• [The problem]:
Copy each line below in which the string "subtitle" occurs.

=== Section Start ===

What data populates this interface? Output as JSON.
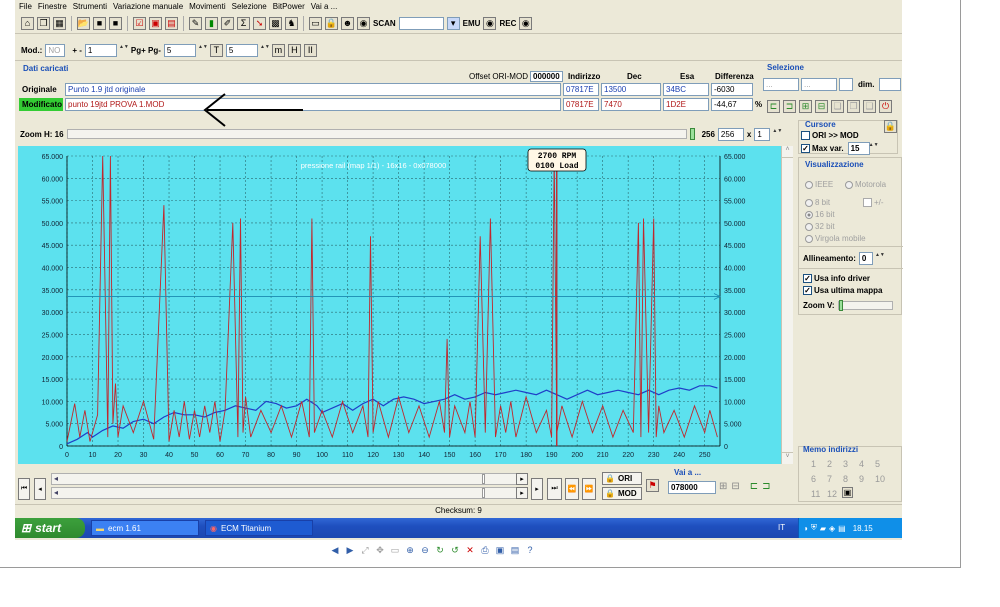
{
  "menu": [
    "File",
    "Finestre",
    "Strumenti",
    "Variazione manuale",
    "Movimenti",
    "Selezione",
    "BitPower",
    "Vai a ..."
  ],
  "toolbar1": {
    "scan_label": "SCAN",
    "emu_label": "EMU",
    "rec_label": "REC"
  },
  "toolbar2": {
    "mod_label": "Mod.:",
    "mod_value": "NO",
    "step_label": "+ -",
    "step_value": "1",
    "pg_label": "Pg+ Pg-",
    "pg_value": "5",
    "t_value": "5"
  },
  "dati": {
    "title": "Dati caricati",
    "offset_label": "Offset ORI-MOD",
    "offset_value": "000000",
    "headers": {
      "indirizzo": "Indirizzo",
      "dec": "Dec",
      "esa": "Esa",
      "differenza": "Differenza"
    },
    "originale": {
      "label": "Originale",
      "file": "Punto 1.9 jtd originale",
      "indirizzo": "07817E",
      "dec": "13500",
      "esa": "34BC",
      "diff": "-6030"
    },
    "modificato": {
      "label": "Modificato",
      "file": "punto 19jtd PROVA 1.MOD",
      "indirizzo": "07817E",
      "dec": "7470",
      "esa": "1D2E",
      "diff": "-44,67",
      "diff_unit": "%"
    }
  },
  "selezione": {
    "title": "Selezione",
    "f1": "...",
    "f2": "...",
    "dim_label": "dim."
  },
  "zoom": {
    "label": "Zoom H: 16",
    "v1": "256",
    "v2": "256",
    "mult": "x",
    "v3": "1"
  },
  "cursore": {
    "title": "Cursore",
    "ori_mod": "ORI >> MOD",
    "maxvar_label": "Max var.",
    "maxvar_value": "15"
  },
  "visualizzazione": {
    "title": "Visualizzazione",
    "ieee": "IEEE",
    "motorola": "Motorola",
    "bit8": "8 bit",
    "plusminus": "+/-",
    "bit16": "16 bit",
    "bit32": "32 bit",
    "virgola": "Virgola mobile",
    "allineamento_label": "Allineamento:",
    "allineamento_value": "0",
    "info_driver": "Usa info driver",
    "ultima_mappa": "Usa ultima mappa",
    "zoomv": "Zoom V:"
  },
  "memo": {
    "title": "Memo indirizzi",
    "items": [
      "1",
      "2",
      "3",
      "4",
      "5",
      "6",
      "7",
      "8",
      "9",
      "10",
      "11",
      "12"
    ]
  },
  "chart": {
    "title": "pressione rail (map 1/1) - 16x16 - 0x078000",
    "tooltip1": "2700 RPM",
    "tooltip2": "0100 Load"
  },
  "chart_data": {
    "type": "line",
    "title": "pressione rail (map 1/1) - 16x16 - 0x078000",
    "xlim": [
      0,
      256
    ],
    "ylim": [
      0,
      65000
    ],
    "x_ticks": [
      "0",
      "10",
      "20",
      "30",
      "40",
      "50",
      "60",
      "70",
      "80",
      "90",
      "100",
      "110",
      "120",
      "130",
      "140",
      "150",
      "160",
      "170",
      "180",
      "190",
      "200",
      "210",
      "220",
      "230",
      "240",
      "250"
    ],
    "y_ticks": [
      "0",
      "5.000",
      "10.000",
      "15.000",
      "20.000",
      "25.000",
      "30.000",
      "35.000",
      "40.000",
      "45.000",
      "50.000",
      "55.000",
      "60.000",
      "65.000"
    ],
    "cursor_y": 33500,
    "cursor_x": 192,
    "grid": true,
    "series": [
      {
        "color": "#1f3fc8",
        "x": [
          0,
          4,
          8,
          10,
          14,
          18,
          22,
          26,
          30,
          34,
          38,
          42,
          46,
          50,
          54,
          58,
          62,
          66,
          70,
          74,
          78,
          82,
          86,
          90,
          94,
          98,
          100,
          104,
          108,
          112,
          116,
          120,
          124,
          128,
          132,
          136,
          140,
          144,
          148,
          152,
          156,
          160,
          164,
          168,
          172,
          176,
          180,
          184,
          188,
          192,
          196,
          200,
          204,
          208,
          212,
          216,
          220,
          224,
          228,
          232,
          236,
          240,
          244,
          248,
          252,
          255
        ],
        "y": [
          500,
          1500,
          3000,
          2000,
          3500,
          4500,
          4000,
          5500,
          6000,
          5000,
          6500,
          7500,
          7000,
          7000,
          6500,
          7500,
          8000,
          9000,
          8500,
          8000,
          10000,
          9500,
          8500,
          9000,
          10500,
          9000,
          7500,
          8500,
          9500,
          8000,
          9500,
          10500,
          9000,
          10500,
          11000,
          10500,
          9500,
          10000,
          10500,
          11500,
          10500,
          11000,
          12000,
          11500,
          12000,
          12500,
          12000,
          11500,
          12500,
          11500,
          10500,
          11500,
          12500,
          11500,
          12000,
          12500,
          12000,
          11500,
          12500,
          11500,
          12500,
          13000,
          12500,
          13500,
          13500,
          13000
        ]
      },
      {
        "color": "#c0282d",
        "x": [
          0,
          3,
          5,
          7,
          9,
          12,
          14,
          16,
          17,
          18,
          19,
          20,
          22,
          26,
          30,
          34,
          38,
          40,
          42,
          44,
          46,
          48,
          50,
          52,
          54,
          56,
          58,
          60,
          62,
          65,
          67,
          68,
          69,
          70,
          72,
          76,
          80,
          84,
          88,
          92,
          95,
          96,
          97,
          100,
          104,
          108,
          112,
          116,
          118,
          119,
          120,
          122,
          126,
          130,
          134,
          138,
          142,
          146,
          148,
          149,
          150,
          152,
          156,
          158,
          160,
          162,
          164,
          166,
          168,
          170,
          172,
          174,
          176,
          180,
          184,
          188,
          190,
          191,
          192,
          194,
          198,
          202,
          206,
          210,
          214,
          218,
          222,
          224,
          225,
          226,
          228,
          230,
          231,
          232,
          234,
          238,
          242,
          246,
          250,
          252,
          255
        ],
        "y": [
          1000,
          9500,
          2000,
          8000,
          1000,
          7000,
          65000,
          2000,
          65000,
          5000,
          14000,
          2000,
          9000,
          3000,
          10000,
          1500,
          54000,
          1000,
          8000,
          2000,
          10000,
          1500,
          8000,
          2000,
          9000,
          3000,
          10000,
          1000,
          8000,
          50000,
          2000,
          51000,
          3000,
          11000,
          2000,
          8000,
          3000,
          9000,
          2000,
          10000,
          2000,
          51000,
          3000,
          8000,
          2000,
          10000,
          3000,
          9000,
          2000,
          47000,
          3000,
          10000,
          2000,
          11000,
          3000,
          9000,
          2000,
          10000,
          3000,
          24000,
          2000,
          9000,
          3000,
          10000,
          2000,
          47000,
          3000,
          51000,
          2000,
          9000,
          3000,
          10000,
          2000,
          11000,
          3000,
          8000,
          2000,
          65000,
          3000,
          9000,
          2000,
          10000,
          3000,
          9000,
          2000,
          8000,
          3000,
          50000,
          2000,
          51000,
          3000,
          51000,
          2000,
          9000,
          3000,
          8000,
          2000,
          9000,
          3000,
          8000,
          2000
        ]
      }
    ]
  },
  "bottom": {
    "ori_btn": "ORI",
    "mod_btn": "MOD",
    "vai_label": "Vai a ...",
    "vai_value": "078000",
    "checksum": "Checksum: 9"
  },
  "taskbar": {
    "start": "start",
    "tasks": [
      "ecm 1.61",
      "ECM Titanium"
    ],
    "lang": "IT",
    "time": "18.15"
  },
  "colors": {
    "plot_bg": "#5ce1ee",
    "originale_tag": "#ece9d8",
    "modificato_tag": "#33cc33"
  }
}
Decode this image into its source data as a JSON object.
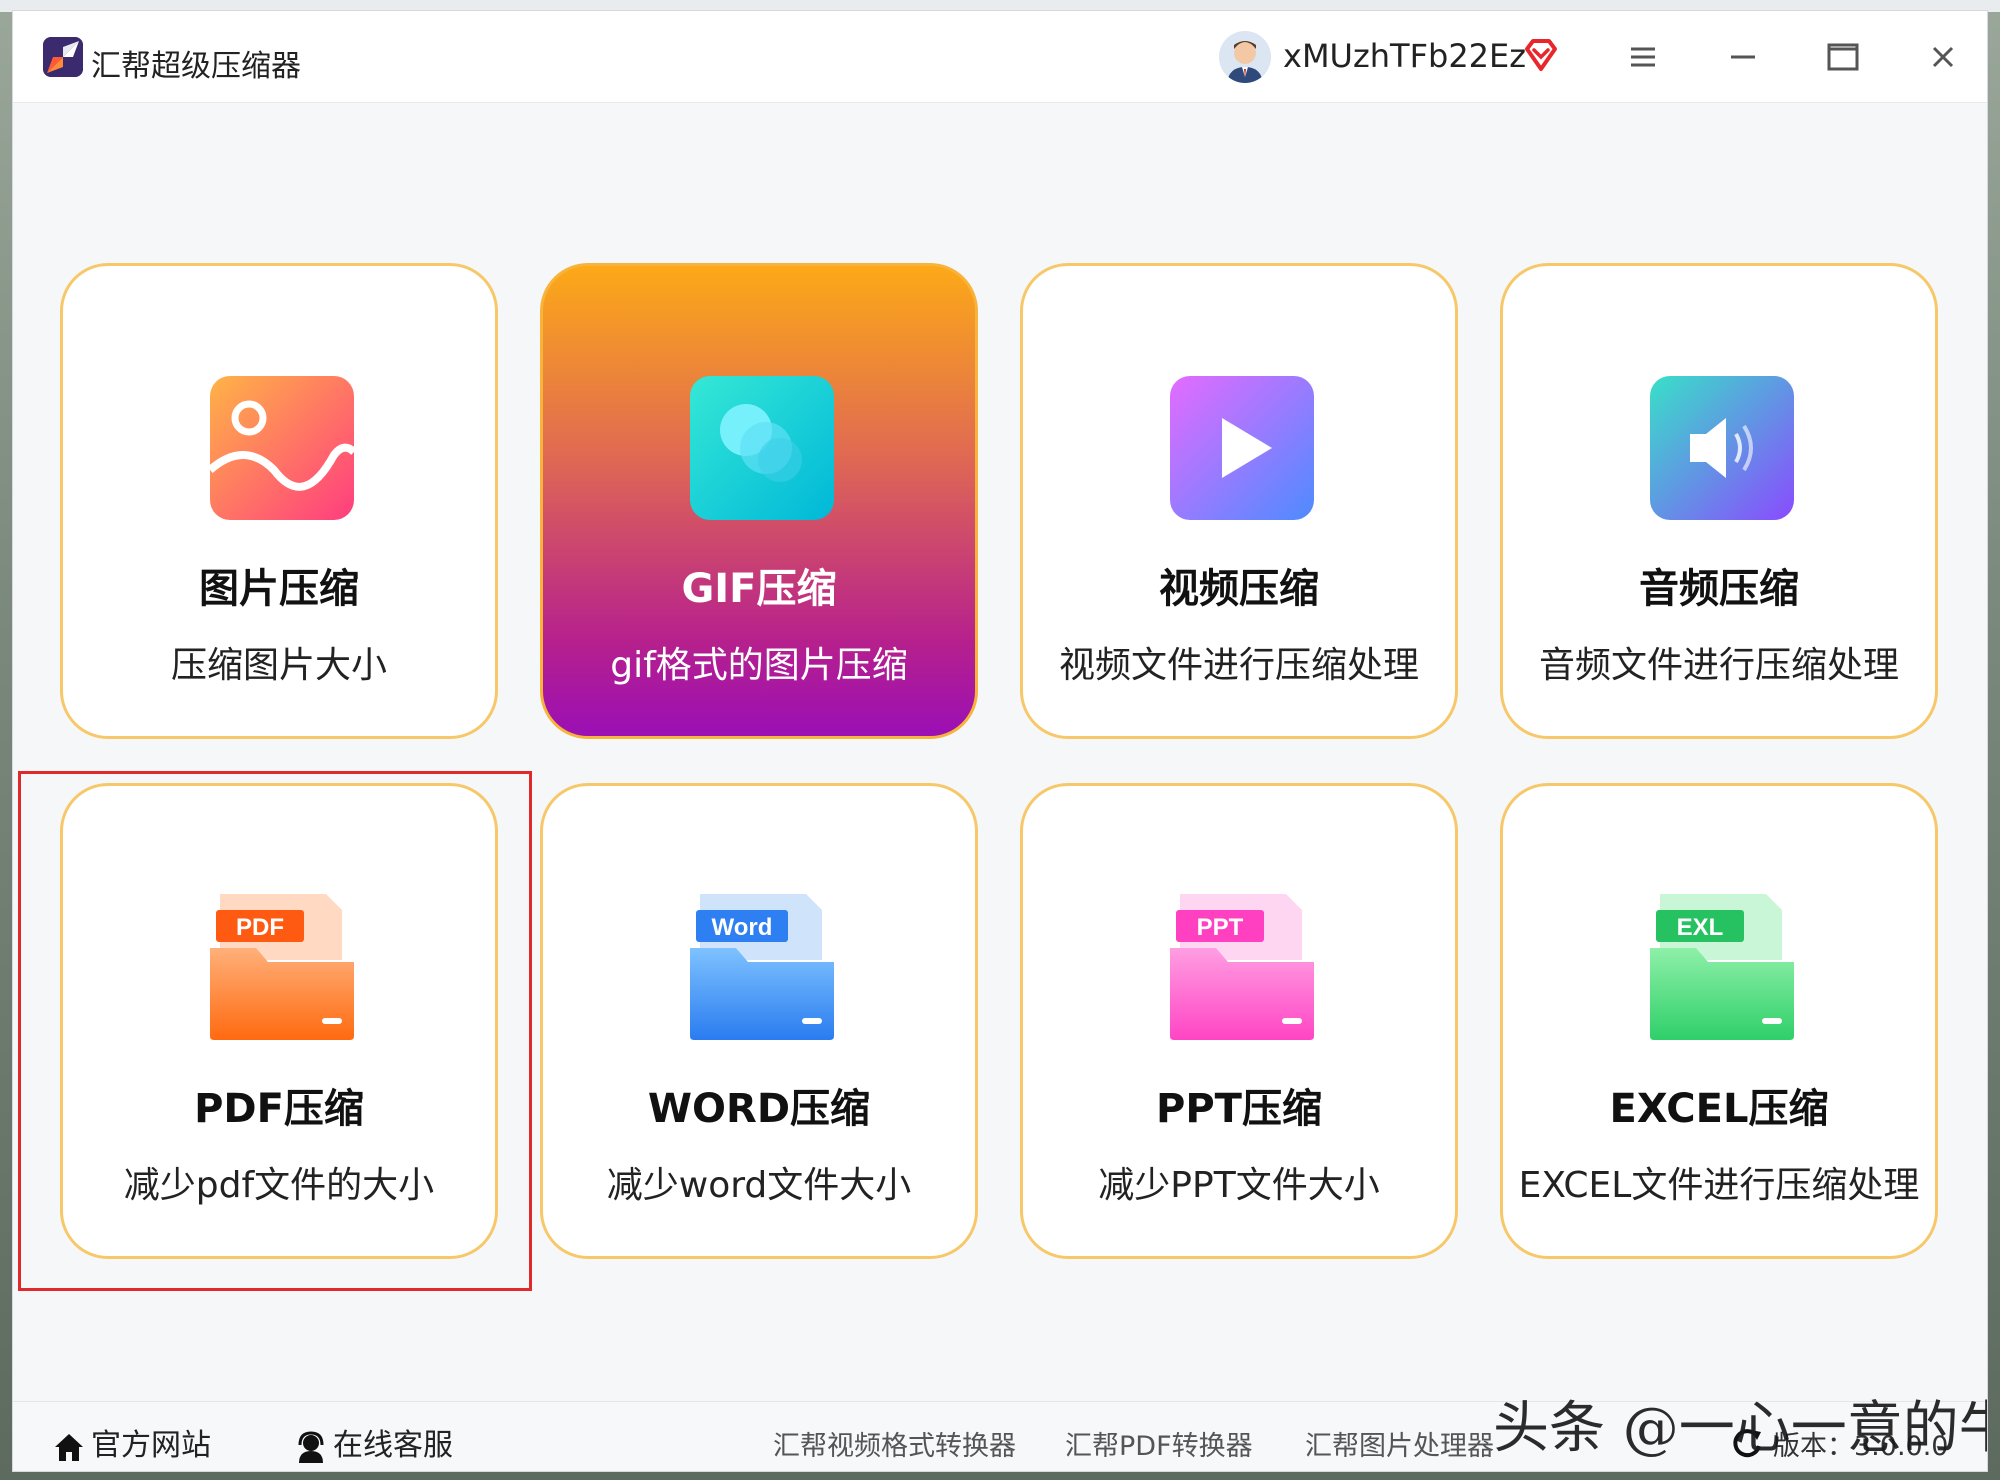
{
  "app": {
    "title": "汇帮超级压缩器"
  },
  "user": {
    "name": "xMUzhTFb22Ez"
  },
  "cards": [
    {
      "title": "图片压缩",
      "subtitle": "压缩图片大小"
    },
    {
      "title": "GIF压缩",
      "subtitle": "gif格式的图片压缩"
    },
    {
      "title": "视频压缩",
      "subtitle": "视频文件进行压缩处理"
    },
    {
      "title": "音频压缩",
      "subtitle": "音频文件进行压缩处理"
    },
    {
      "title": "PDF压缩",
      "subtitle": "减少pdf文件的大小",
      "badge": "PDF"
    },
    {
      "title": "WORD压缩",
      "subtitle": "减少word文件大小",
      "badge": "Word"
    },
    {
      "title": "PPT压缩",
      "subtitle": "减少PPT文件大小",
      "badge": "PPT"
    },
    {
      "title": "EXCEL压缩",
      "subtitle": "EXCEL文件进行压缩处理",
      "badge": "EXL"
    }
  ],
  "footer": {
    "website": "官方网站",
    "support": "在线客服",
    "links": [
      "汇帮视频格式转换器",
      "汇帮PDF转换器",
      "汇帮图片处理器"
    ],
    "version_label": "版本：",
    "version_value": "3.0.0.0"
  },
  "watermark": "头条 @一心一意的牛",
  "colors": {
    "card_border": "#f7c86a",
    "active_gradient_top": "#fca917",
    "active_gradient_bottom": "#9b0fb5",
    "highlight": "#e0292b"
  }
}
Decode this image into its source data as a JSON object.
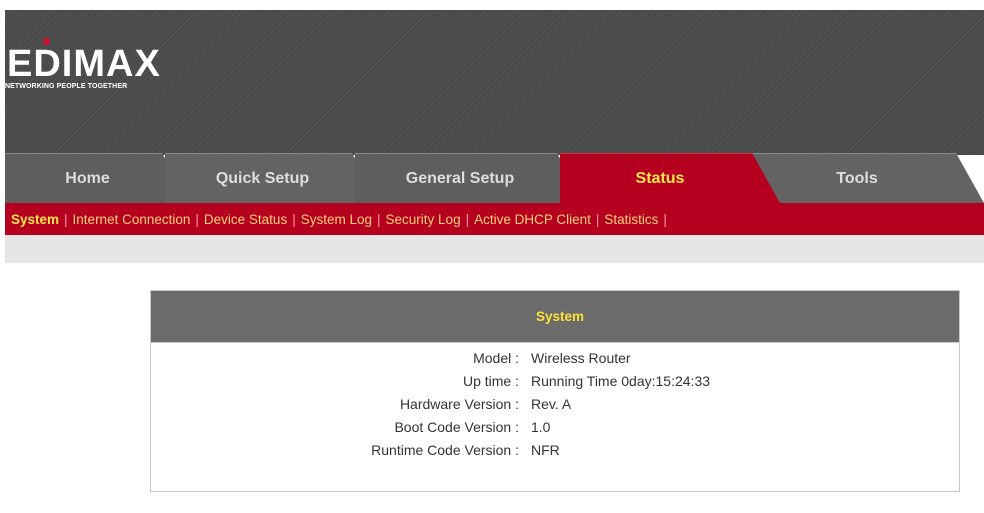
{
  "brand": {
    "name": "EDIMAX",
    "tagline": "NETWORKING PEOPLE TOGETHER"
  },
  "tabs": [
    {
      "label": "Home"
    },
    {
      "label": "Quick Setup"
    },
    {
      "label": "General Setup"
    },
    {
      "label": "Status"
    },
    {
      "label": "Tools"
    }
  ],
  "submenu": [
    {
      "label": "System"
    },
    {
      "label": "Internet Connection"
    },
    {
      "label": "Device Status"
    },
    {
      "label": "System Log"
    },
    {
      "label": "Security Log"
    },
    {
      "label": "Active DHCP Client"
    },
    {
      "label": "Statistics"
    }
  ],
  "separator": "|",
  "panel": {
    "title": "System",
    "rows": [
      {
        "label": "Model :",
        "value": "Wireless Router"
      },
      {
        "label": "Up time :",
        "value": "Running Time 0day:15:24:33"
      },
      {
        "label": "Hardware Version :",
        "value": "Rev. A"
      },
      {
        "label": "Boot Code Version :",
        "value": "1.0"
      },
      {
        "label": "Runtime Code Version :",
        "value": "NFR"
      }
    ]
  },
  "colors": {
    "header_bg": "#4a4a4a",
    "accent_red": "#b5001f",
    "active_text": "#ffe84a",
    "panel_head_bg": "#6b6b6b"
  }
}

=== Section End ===

• [Solution]:
      "subtitle": "压缩图片大小"
      "subtitle": "gif格式的图片压缩"
      "subtitle": "视频文件进行压缩处理"
      "subtitle": "音频文件进行压缩处理"
      "subtitle": "减少pdf文件的大小",
      "subtitle": "减少word文件大小",
      "subtitle": "减少PPT文件大小",
      "subtitle": "EXCEL文件进行压缩处理",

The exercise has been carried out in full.